Just as individuals donate more to ingroups than outgroups, donors are more likely to give when they identify with a charity than when they do not. For example, university students in one study were more likely to purchase a product when it precipitated a donation to a local charity than when the donation was made to a non-local charity or the purchase price was discounted (Winterich and Barone 2011). In other words, the individuals preferred a donation to a discount, but only when they identified with the receiving charity.

Winterich and Barone suggest that, fortunately, all consumers represent a multitude of target markets, as they hold an array of identities, such as those pertaining to their alma mater, profession, gender, and hobbies. Charitable organizations must therefore identify and target the identities aligned with their mission.

In addition to identity congruence with a charity, consumers’ identity congruence with other donors can influence giving. During another public radio station fundraising experiment, Shang, Reed, and Croson (2008) told new call-in donors that a separate male or female member contributed $240. Participants’ donations increased by 27% on average, from $105 to more than $140, when the stated gender matched their own.

Motivate with Recognition

Donor recognition can be costly. One study found that approximately 50% of givers donate without requiring recognition (Winterich, Mittal, and Aquino 2013). Nonprofits should therefore not use their limited resources to recognize such individuals.

However, a segment of givers motivated by recognition exists among the remaining 50%. According to the 2013 study, the individuals tend to report a strong moral identity rooted in the social expression of their morality to others. Notably, the researchers point out nonprofits can motivate the individuals to donate through low-cost recognition channels, such as social media posts.


Identities drive many individuals’ behaviors, including donation decisions. When donors value morality or are prompted to think about being kind, donations increase. Nonprofits should therefore use morality-priming language in donation solicitations, particularly when targeting women. Individuals are more likely to donate when they identify with a charity, the recipients, or even other donors. And when nonprofits seek donations for outgroups, they are likely to be most effective when targeting women and individuals with high residential mobility. Lastly, not all donors are motivated by recognition of their efforts, but nonprofits can offer it at minimal cost to motivate those seeking to demonstrate their morality to others.

Author Bios

Karen Page Winterich is Gerald I. Susman Professor in Sustainability and Professor of Marketing at the Smeal College of Business, Pennsylvania State University, University Park, Pennsylvania. 

Americus Reed, II is Whitney M. Young Jr. Professor and Professor of Marketing at The Wharton School, University of Pennsylvania, Philadelphia, Pennsylvania.


Winterich, Karen Page, and Americus Reed II, (2023), “Using Identity to Secure Nonprofit Donations,” Impact at JMR,(April 11, 2023), Available at:


Reed, Americus, Karl Aquino, and Eric Levy (2007), “Moral Identity and Judgments of Charitable Behaviors,” Journal of Marketing, 71 (1), 178–193.
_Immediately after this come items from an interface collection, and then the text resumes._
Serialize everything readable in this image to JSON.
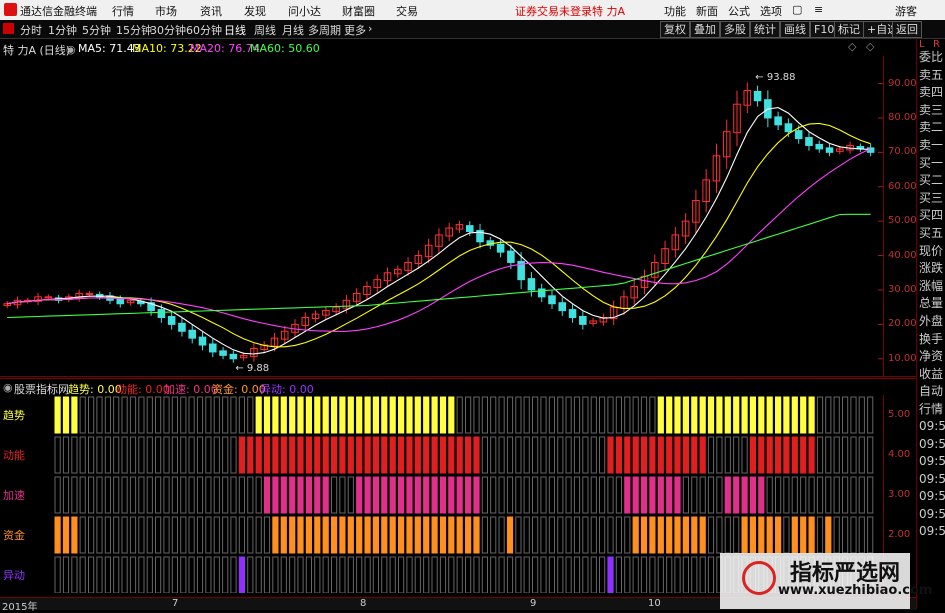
{
  "titlebar": {
    "app_name": "通达信金融终端",
    "menus": [
      "行情",
      "市场",
      "资讯",
      "发现",
      "问小达",
      "财富圈",
      "交易"
    ],
    "warning": "证券交易未登录",
    "stock": "特 力A",
    "right_buttons": [
      "功能",
      "新面",
      "公式",
      "选项"
    ],
    "guest": "游客"
  },
  "toolbar": {
    "periods": [
      "分时",
      "1分钟",
      "5分钟",
      "15分钟",
      "30分钟",
      "60分钟",
      "日线",
      "周线",
      "月线",
      "多周期",
      "更多"
    ],
    "selected": "日线",
    "right": [
      "复权",
      "叠加",
      "多股",
      "统计",
      "画线",
      "F10",
      "标记",
      "+自选",
      "返回"
    ]
  },
  "ma_line": {
    "stock_label": "特 力A (日线)",
    "ma5": "MA5: 71.43",
    "ma10": "MA10: 73.22",
    "ma20": "MA20: 76.74",
    "ma60": "MA60: 50.60",
    "colors": {
      "ma5": "#ffffff",
      "ma10": "#ffff00",
      "ma20": "#ff40ff",
      "ma60": "#40ff40"
    }
  },
  "chart_data": [
    {
      "type": "candlestick",
      "y_ticks": [
        "90.00",
        "80.00",
        "70.00",
        "60.00",
        "50.00",
        "40.00",
        "30.00",
        "20.00",
        "10.00"
      ],
      "ylim": [
        5,
        98
      ],
      "high_label": "93.88",
      "low_label": "9.88",
      "closes": [
        26,
        27,
        27,
        28,
        28,
        27,
        28,
        29,
        29,
        28,
        27,
        26,
        27,
        26,
        24,
        22,
        20,
        18,
        16,
        14,
        12,
        11,
        10,
        11,
        13,
        14,
        16,
        18,
        20,
        22,
        23,
        24,
        25,
        27,
        29,
        31,
        33,
        35,
        36,
        38,
        40,
        43,
        46,
        48,
        49,
        47,
        44,
        43,
        41,
        38,
        33,
        30,
        28,
        26,
        24,
        22,
        20,
        21,
        22,
        25,
        28,
        31,
        34,
        38,
        42,
        46,
        50,
        56,
        62,
        69,
        76,
        84,
        88,
        85,
        80,
        78,
        76,
        74,
        72,
        71,
        70,
        71,
        72,
        71,
        70
      ]
    },
    {
      "type": "indicator_bars",
      "header": "股票指标网",
      "rows": [
        {
          "name": "趋势",
          "value": "0.00",
          "color": "#ffff40",
          "active": [
            [
              0,
              3
            ],
            [
              24,
              48
            ],
            [
              72,
              91
            ]
          ]
        },
        {
          "name": "动能",
          "value": "0.00",
          "color": "#e02020",
          "active": [
            [
              22,
              51
            ],
            [
              66,
              78
            ],
            [
              83,
              91
            ]
          ]
        },
        {
          "name": "加速",
          "value": "0.00",
          "color": "#e0308a",
          "active": [
            [
              25,
              33
            ],
            [
              36,
              51
            ],
            [
              68,
              75
            ],
            [
              80,
              85
            ]
          ]
        },
        {
          "name": "资金",
          "value": "0.00",
          "color": "#ff9020",
          "active": [
            [
              0,
              3
            ],
            [
              26,
              51
            ],
            [
              54,
              55
            ],
            [
              69,
              78
            ],
            [
              82,
              87
            ],
            [
              88,
              91
            ],
            [
              92,
              93
            ]
          ]
        },
        {
          "name": "异动",
          "value": "0.00",
          "color": "#9030ff",
          "active": [
            [
              22,
              23
            ],
            [
              66,
              67
            ]
          ]
        }
      ],
      "y_ticks": [
        "5.00",
        "4.00",
        "3.00",
        "2.00"
      ],
      "bar_count": 98
    }
  ],
  "date_axis": [
    "2015年",
    "7",
    "8",
    "9",
    "10"
  ],
  "sidepanel": [
    "委比",
    "卖五",
    "卖四",
    "卖三",
    "卖二",
    "卖一",
    "买一",
    "买二",
    "买三",
    "买四",
    "买五",
    "现价",
    "涨跌",
    "涨幅",
    "总量",
    "外盘",
    "换手",
    "净资",
    "收益"
  ],
  "side_tabs_top": [
    "L",
    "R"
  ],
  "side_bottom": [
    "自动",
    "行情",
    "09:5",
    "09:5",
    "09:5",
    "09:5",
    "09:5",
    "09:5",
    "09:5"
  ],
  "watermark": {
    "title": "指标严选网",
    "url": "www.xuezhibiao.com"
  }
}
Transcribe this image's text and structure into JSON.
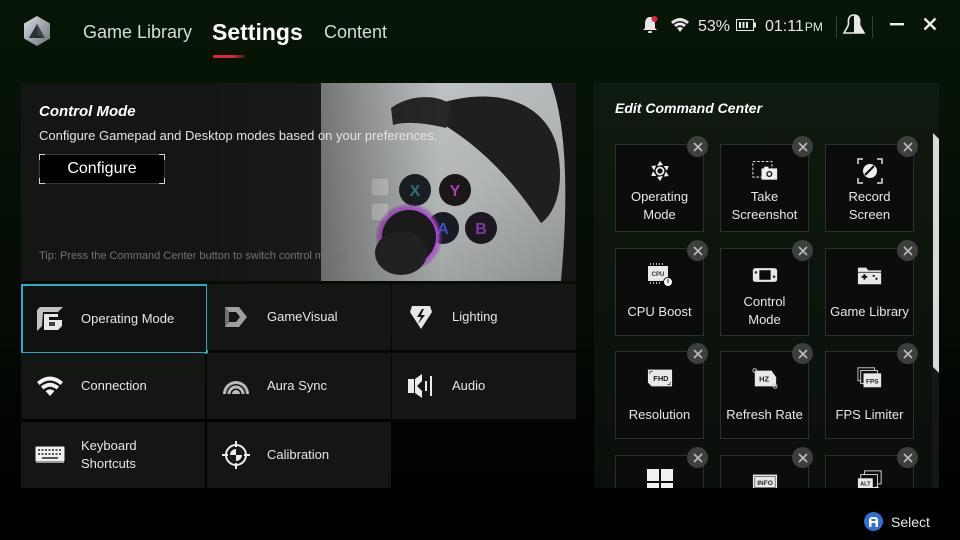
{
  "header": {
    "tabs": [
      {
        "label": "Game Library",
        "active": false
      },
      {
        "label": "Settings",
        "active": true
      },
      {
        "label": "Content",
        "active": false
      }
    ],
    "status": {
      "notification_icon": "bell-icon",
      "wifi_icon": "wifi-icon",
      "battery_percent": "53%",
      "battery_icon": "battery-icon",
      "time": "01:11",
      "ampm": "PM",
      "profile_icon": "user-icon",
      "minimize_icon": "minimize-icon",
      "close_icon": "close-icon"
    },
    "accent_color": "#e0243f"
  },
  "control_mode": {
    "title": "Control Mode",
    "description": "Configure Gamepad and Desktop modes based on your preferences.",
    "button_label": "Configure",
    "tip": "Tip: Press the Command Center button to switch control modes"
  },
  "settings_tiles": [
    {
      "label": "Operating Mode",
      "icon": "operating-mode-icon",
      "selected": true
    },
    {
      "label": "GameVisual",
      "icon": "gamevisual-icon",
      "selected": false
    },
    {
      "label": "Lighting",
      "icon": "lighting-icon",
      "selected": false
    },
    {
      "label": "Connection",
      "icon": "wifi-icon",
      "selected": false
    },
    {
      "label": "Aura Sync",
      "icon": "aura-sync-icon",
      "selected": false
    },
    {
      "label": "Audio",
      "icon": "audio-icon",
      "selected": false
    },
    {
      "label": "Keyboard\nShortcuts",
      "icon": "keyboard-icon",
      "selected": false
    },
    {
      "label": "Calibration",
      "icon": "calibration-icon",
      "selected": false
    }
  ],
  "selection_color": "#2aa7c9",
  "command_center": {
    "title": "Edit Command Center",
    "items": [
      {
        "label": "Operating\nMode",
        "icon": "operating-mode-shutter-icon"
      },
      {
        "label": "Take\nScreenshot",
        "icon": "screenshot-icon"
      },
      {
        "label": "Record\nScreen",
        "icon": "record-screen-icon"
      },
      {
        "label": "CPU Boost",
        "icon": "cpu-boost-icon"
      },
      {
        "label": "Control\nMode",
        "icon": "control-mode-icon"
      },
      {
        "label": "Game Library",
        "icon": "game-library-icon"
      },
      {
        "label": "Resolution",
        "icon": "resolution-icon"
      },
      {
        "label": "Refresh Rate",
        "icon": "refresh-rate-icon"
      },
      {
        "label": "FPS Limiter",
        "icon": "fps-limiter-icon"
      },
      {
        "label": "",
        "icon": "windows-icon"
      },
      {
        "label": "",
        "icon": "info-icon"
      },
      {
        "label": "",
        "icon": "alt-tab-icon"
      }
    ],
    "remove_icon": "remove-x-icon"
  },
  "footer": {
    "button_glyph": "A",
    "label": "Select"
  }
}
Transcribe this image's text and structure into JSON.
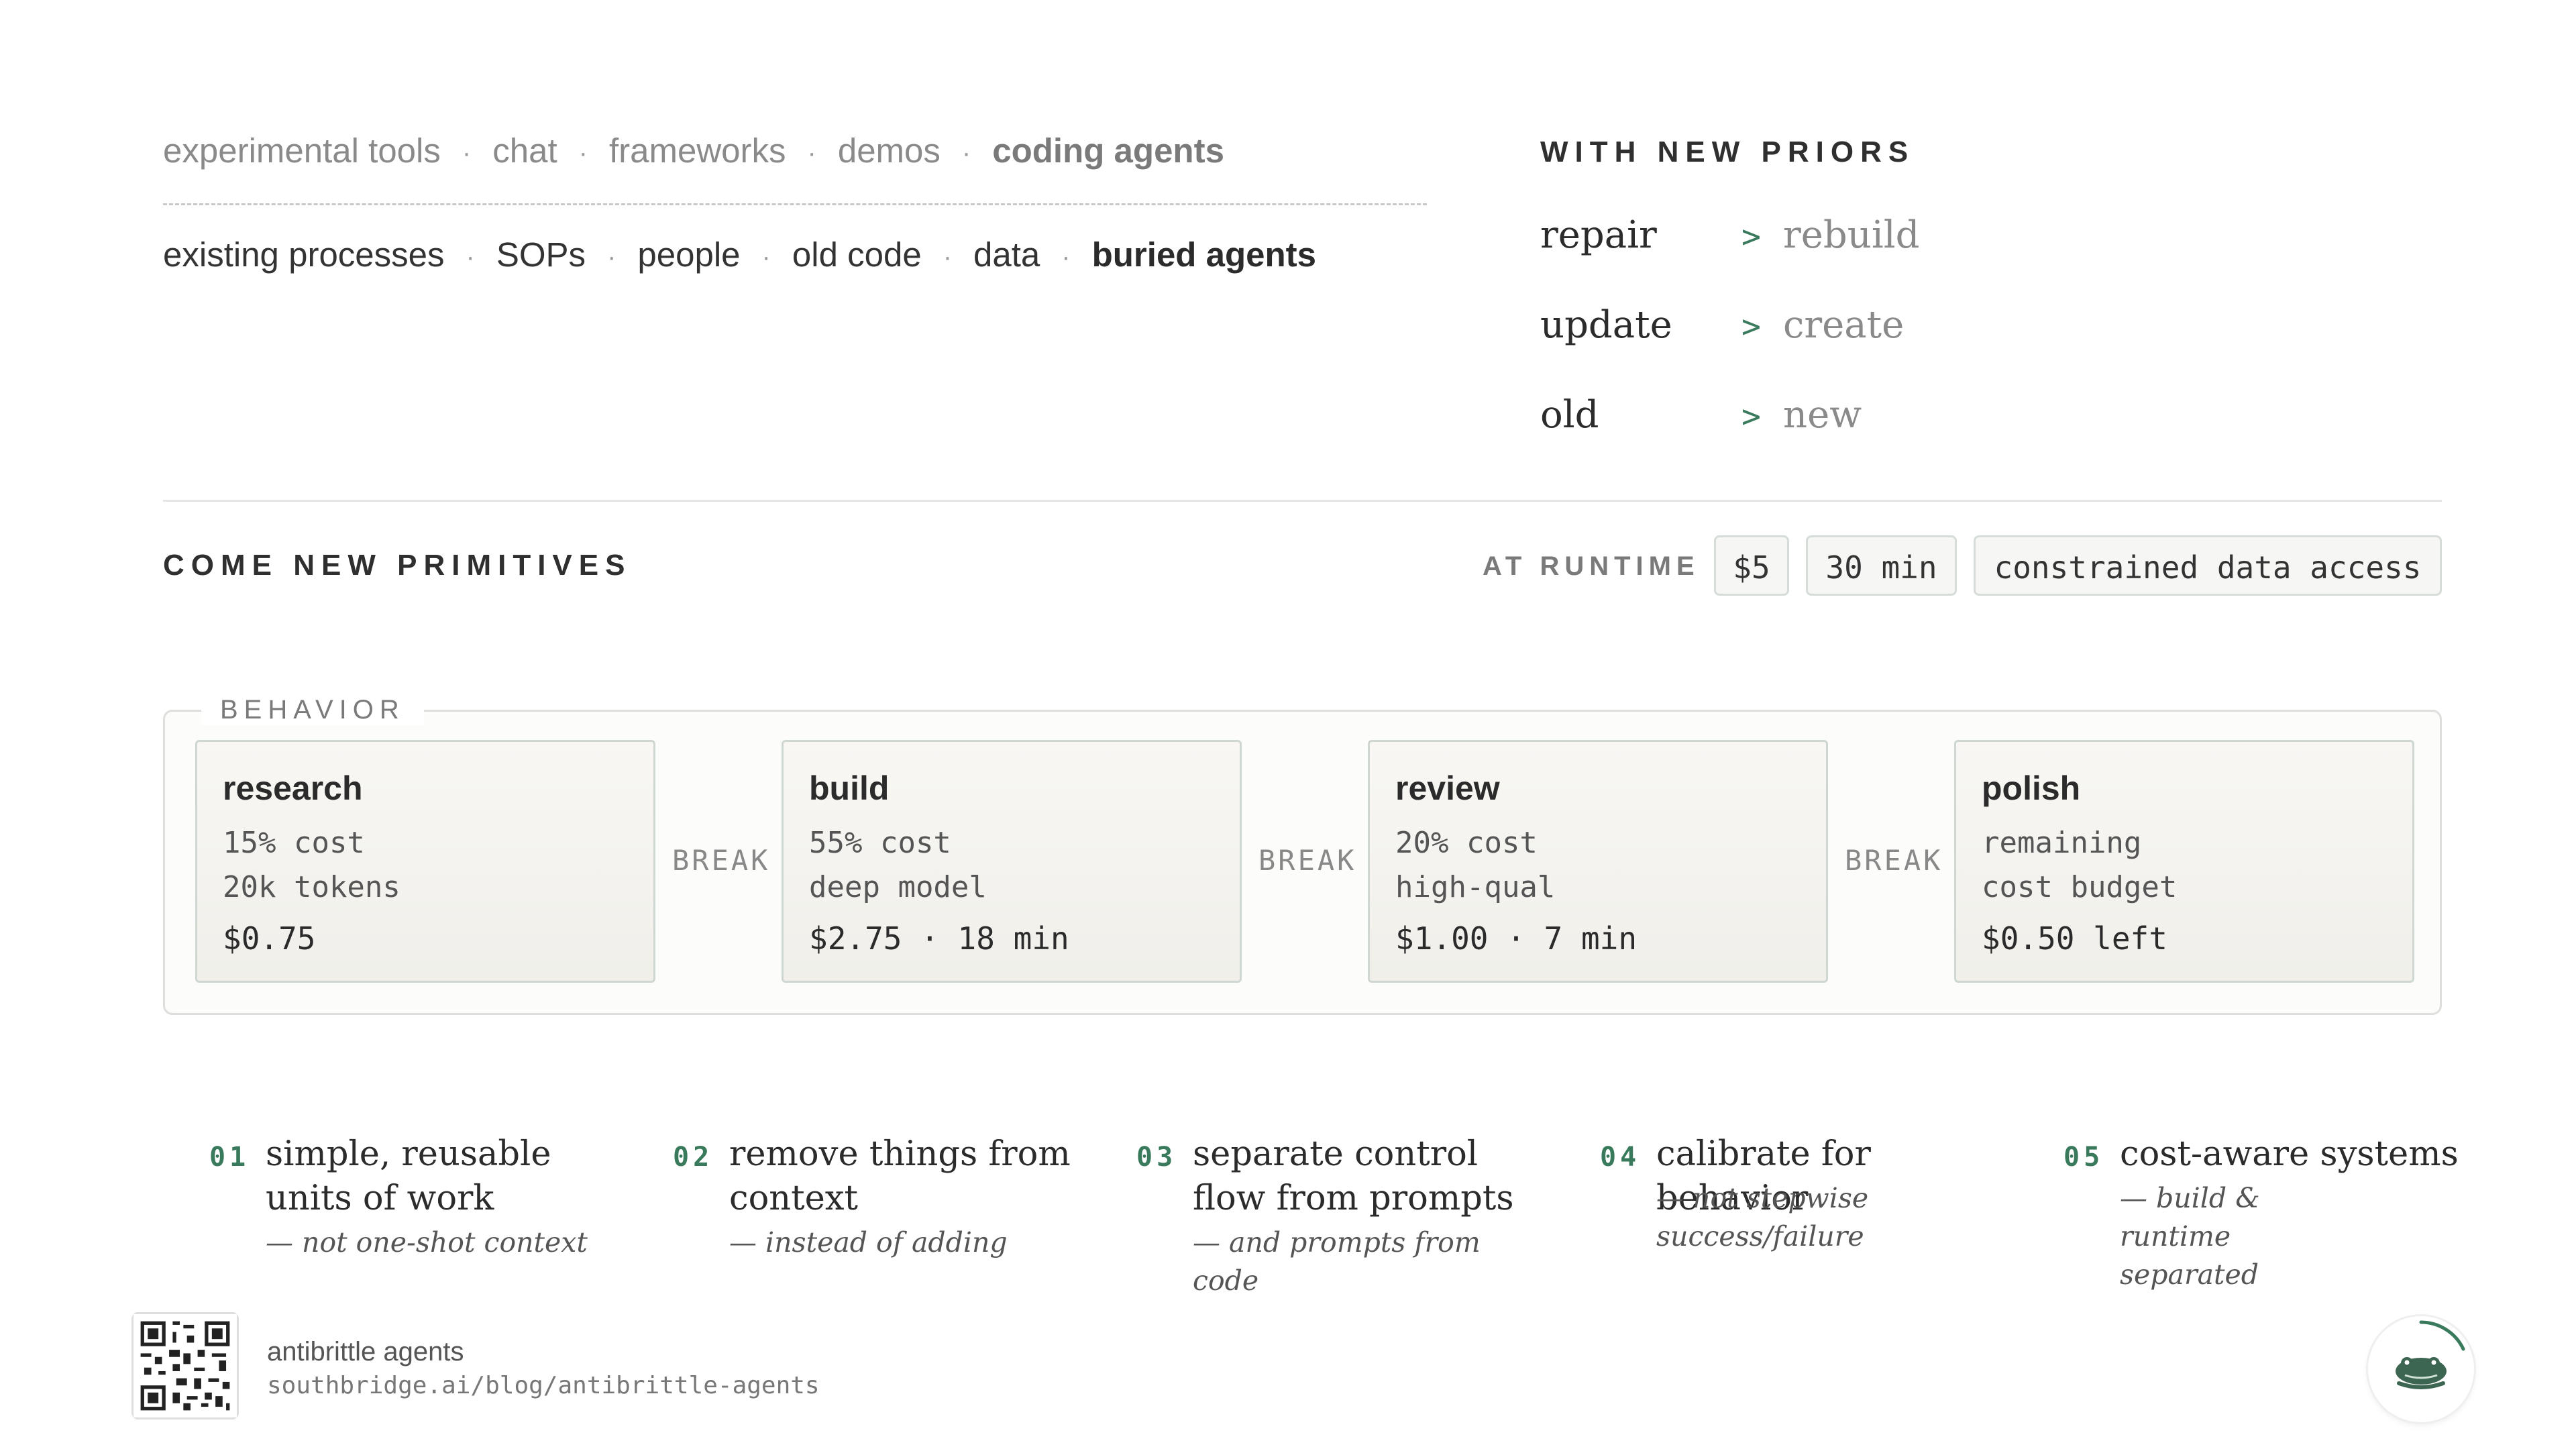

Shang, Jen, Americus Reed, Adrian Sargeant, and Kathryn Carpenter (2020), “Marketplace Donations: The Role of Moral Identity Discrepancy and Gender,” Journal of Marketing Research, 57 (2), 375–393.

Shang, Jen, Americus Reed, and Rachel Croson (2008), “Identity Congruency Effects on Donations,” Journal of Marketing Research, 45 (3), 351–361.

Wang, Yajin, Amna Kirmani, and Xiaolin Li (2021), “Not Too Far to Help: Residential Mobility, Global Identity, and Donations to Distant Beneficiaries,” Journal of Consumer Research, 47 (6), 878–889.

Winterich, Karen Page, and Michael J. Barone (2011), “Warm Glow or Cold, Hard Cash? Social Identity Effects on Consumer Choice for Donation versus Discount Promotions,” Journal of Marketing Research, 48 (5), 855–868.

Winterich, Karen Page, Vikas Mittal, and Karl Aquino (2013), “When Does Recognition Increase Charitable Behavior? Toward a Moral Identity-based Model,” Journal of Marketing 77(3), 121–134.

Winterich, Karen Page, Vikas Mittal, and William T. Ross, Jr., (2009), “Donation Behavior toward In-Groups and Out-Groups: The Role of Gender and Moral Identity,” Journal of Consumer Research, 3 (2), 199–214.